*ASSIGNMENT:*
Every line below that holds the string "Cost" should be copied out.

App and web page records

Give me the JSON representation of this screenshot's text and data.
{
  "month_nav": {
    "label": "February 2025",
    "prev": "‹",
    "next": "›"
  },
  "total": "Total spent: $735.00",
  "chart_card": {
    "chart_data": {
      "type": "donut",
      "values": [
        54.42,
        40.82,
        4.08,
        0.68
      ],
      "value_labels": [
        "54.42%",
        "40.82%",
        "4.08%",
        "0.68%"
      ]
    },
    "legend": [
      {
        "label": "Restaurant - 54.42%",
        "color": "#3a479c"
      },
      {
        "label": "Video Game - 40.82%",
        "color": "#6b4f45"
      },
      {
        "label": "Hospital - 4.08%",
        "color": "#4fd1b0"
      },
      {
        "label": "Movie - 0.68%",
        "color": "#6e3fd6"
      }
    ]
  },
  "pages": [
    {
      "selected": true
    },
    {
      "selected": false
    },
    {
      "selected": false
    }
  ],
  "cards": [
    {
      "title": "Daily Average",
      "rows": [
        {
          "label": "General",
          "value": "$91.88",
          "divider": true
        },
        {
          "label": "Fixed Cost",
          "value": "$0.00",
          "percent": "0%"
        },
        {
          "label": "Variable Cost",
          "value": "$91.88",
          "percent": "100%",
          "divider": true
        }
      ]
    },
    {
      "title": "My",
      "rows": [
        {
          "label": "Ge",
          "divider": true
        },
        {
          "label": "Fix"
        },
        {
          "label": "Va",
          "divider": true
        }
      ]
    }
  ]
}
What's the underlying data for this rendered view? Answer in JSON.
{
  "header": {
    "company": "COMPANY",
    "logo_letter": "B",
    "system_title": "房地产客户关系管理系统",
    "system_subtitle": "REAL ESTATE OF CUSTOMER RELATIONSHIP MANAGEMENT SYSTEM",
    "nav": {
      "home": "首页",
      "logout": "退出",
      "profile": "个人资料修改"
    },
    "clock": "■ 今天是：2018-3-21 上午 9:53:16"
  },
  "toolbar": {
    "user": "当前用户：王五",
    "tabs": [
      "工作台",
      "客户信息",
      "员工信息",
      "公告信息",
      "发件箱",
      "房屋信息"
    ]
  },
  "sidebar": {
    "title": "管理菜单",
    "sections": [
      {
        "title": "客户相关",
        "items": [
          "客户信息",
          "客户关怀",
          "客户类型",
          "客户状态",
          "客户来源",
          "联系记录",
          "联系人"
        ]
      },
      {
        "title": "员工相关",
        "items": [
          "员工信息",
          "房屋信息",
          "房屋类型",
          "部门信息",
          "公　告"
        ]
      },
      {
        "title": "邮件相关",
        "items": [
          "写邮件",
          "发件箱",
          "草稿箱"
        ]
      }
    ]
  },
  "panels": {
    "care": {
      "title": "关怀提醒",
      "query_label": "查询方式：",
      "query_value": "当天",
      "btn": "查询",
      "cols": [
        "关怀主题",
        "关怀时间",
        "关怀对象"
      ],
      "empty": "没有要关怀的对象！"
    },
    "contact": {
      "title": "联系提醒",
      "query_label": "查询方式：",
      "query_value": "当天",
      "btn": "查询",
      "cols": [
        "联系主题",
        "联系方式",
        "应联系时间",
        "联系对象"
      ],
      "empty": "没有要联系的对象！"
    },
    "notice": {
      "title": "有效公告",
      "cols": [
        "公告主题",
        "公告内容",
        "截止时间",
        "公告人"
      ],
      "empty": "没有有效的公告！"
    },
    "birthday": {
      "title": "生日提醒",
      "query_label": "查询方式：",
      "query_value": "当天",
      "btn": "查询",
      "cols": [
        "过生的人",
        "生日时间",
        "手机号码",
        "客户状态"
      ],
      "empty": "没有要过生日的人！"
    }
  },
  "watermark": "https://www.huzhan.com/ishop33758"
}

*ANSWER SECTION:*
          "label": "Fixed Cost",
          "label": "Variable Cost",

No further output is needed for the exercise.